In the year since the first Android-powered device came to market, there's been virtually no effort on the part of any manufacturer to release beautiful, solid hardware that captures the imagination of an aspirational, high-end audience the same way that an iPhone or -- dare we say it -- many modern BlackBerrys do. That seems poised to change with the Sholes, granted, but for the time being, Android has left users stuck with a higher ratio of wobbly plastic than perhaps any other platform (some might actually contend that webOS takes the cake there thanks to the Pre's questionable build quality, but for the sake of argument, let's restrict ourselves to platforms with more than one released device). The Moment doesn't make a lot of upward progress in this regard, but that's not necessarily a bad thing -- yes, it's all plastic and it's not particularly sleek, but what is there feels tightly manufactured. When the display is closed, there's less play between the two halves of the phone than there is on the CLIQ; pressing hard on the left edge gives you just a little creaking, but it's not a continual "tap tap tap" as the halves clank together when you're touching the display like we've seen on both the G1 and the CLIQ.

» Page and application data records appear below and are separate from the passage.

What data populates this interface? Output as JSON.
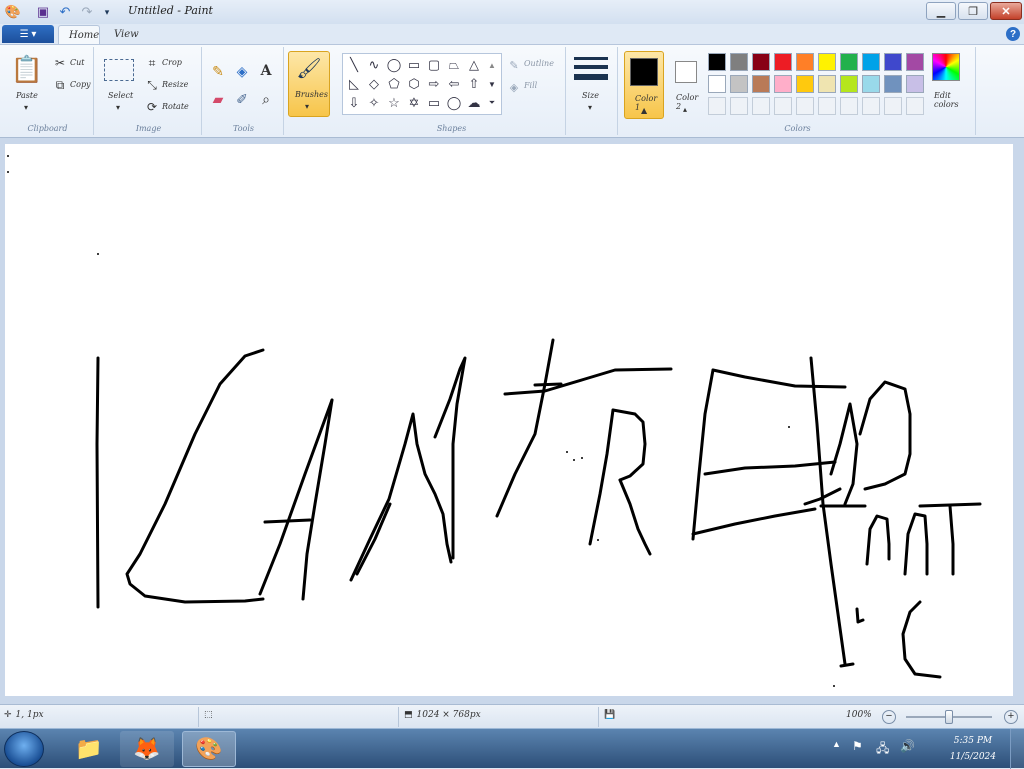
{
  "window": {
    "title": "Untitled - Paint"
  },
  "tabs": [
    {
      "label": "Home"
    },
    {
      "label": "View"
    }
  ],
  "ribbon": {
    "clipboard": {
      "paste": "Paste",
      "cut": "Cut",
      "copy": "Copy",
      "group": "Clipboard"
    },
    "image": {
      "select": "Select",
      "crop": "Crop",
      "resize": "Resize",
      "rotate": "Rotate",
      "group": "Image"
    },
    "tools": {
      "group": "Tools"
    },
    "brushes": {
      "label": "Brushes"
    },
    "shapes": {
      "outline": "Outline",
      "fill": "Fill",
      "group": "Shapes"
    },
    "size": {
      "label": "Size"
    },
    "colors": {
      "color1": "Color 1",
      "color2": "Color 2",
      "edit": "Edit colors",
      "group": "Colors",
      "palette_row1": [
        "#000000",
        "#7f7f7f",
        "#880015",
        "#ed1c24",
        "#ff7f27",
        "#fff200",
        "#22b14c",
        "#00a2e8",
        "#3f48cc",
        "#a349a4"
      ],
      "palette_row2": [
        "#ffffff",
        "#c3c3c3",
        "#b97a57",
        "#ffaec9",
        "#ffc90e",
        "#efe4b0",
        "#b5e61d",
        "#99d9ea",
        "#7092be",
        "#c8bfe7"
      ],
      "active_color1": "#000000",
      "active_color2": "#ffffff"
    }
  },
  "statusbar": {
    "cursor_pos": "1, 1px",
    "selection_size": "1024 × 768px",
    "zoom": "100%"
  },
  "taskbar": {
    "apps": [
      "Windows Explorer",
      "Firefox",
      "Paint"
    ],
    "clock_time": "5:35 PM",
    "clock_date": "11/5/2024"
  }
}
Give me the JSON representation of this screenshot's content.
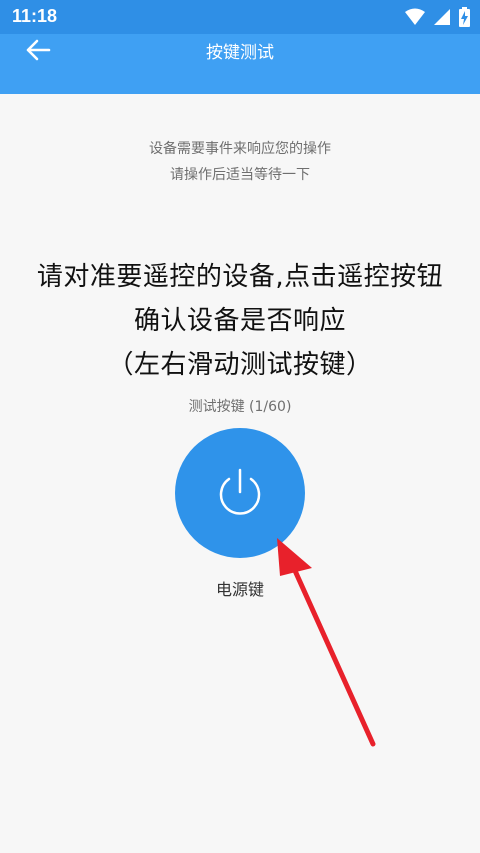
{
  "status_bar": {
    "time": "11:18",
    "icons": [
      "wifi-icon",
      "signal-icon",
      "battery-charging-icon"
    ]
  },
  "app_bar": {
    "title": "按键测试",
    "back_icon": "arrow-left-icon"
  },
  "hint": {
    "line1": "设备需要事件来响应您的操作",
    "line2": "请操作后适当等待一下"
  },
  "instructions": {
    "line1": "请对准要遥控的设备,点击遥控按钮",
    "line2": "确认设备是否响应",
    "line3": "（左右滑动测试按键）"
  },
  "test": {
    "progress_text": "测试按键 (1/60)",
    "button_icon": "power-icon",
    "key_name": "电源键"
  },
  "colors": {
    "status_bar": "#2f8fe6",
    "app_bar": "#3fa0f3",
    "power_button": "#2f93ea",
    "annotation_arrow": "#e8212b"
  }
}
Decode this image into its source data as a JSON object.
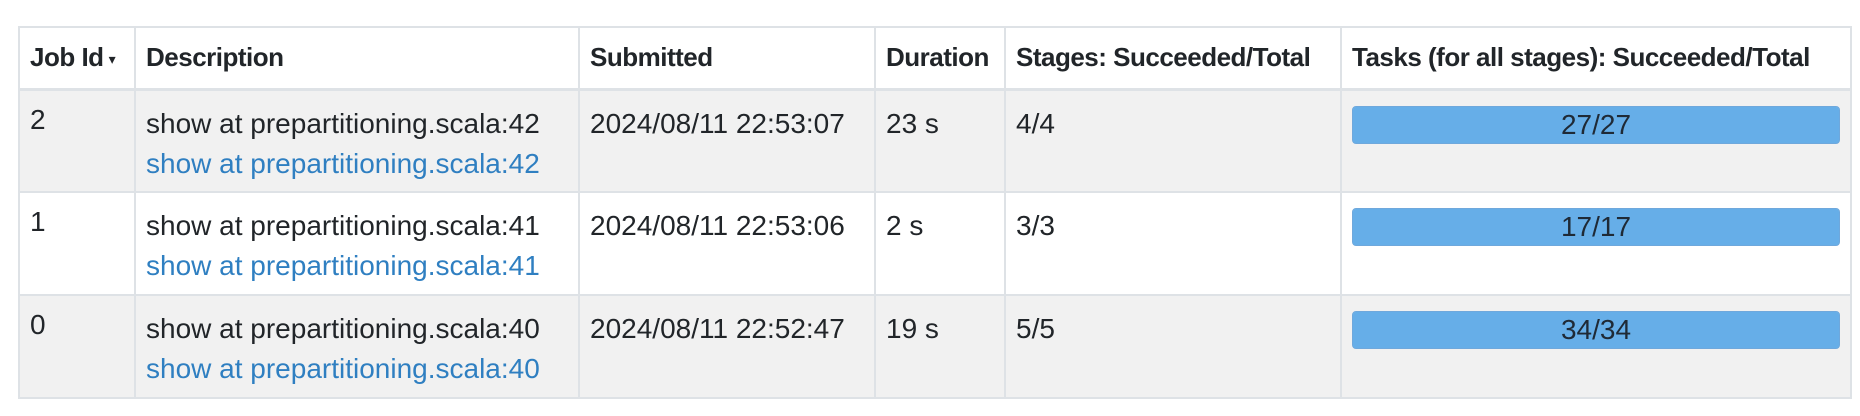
{
  "table": {
    "headers": {
      "job_id": "Job Id",
      "sort_indicator": "▾",
      "description": "Description",
      "submitted": "Submitted",
      "duration": "Duration",
      "stages": "Stages: Succeeded/Total",
      "tasks": "Tasks (for all stages): Succeeded/Total"
    },
    "rows": [
      {
        "job_id": "2",
        "description": "show at prepartitioning.scala:42",
        "link": "show at prepartitioning.scala:42",
        "submitted": "2024/08/11 22:53:07",
        "duration": "23 s",
        "stages": "4/4",
        "tasks": "27/27",
        "tasks_progress": 1.0
      },
      {
        "job_id": "1",
        "description": "show at prepartitioning.scala:41",
        "link": "show at prepartitioning.scala:41",
        "submitted": "2024/08/11 22:53:06",
        "duration": "2 s",
        "stages": "3/3",
        "tasks": "17/17",
        "tasks_progress": 1.0
      },
      {
        "job_id": "0",
        "description": "show at prepartitioning.scala:40",
        "link": "show at prepartitioning.scala:40",
        "submitted": "2024/08/11 22:52:47",
        "duration": "19 s",
        "stages": "5/5",
        "tasks": "34/34",
        "tasks_progress": 1.0
      }
    ]
  },
  "colors": {
    "link": "#2f7fc1",
    "progress_bar": "#66aee8",
    "row_stripe": "#f1f1f1",
    "border": "#dee2e6"
  }
}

We observed something interesting in the course of fiddling with the Moment in our hands: even though it's no thicker than the CLIQ and only marginally wider and taller, it somehow feels significantly more imposing. We think we can chalk that up to three things. One, the Moment is a very square device -- a little like the G1 in that regard -- which means that it's more likely to take on a brick-like feel sitting in your hand than a large phone with more deeply curved edges. Two, it's got a soft-touch back, causing it to stick a little more in your pocket and contribute to the sensation of it being too thick; don't get us wrong, soft-touch plastic is almost always preferred to its hard, cold, unforgiving alternative, but it's just a little food for thought. Finally, the Moment's screen slides a bit higher than the CLIQ's, giving it pretty massive footprint when open. Put simply, we didn't find the phone to be too big by any stretch of the imagination -- but if you're on Sprint and you're upgrading from something like a Centro, the Moment's large-and-in-charge presence might come as a bit of a shock. For more Detail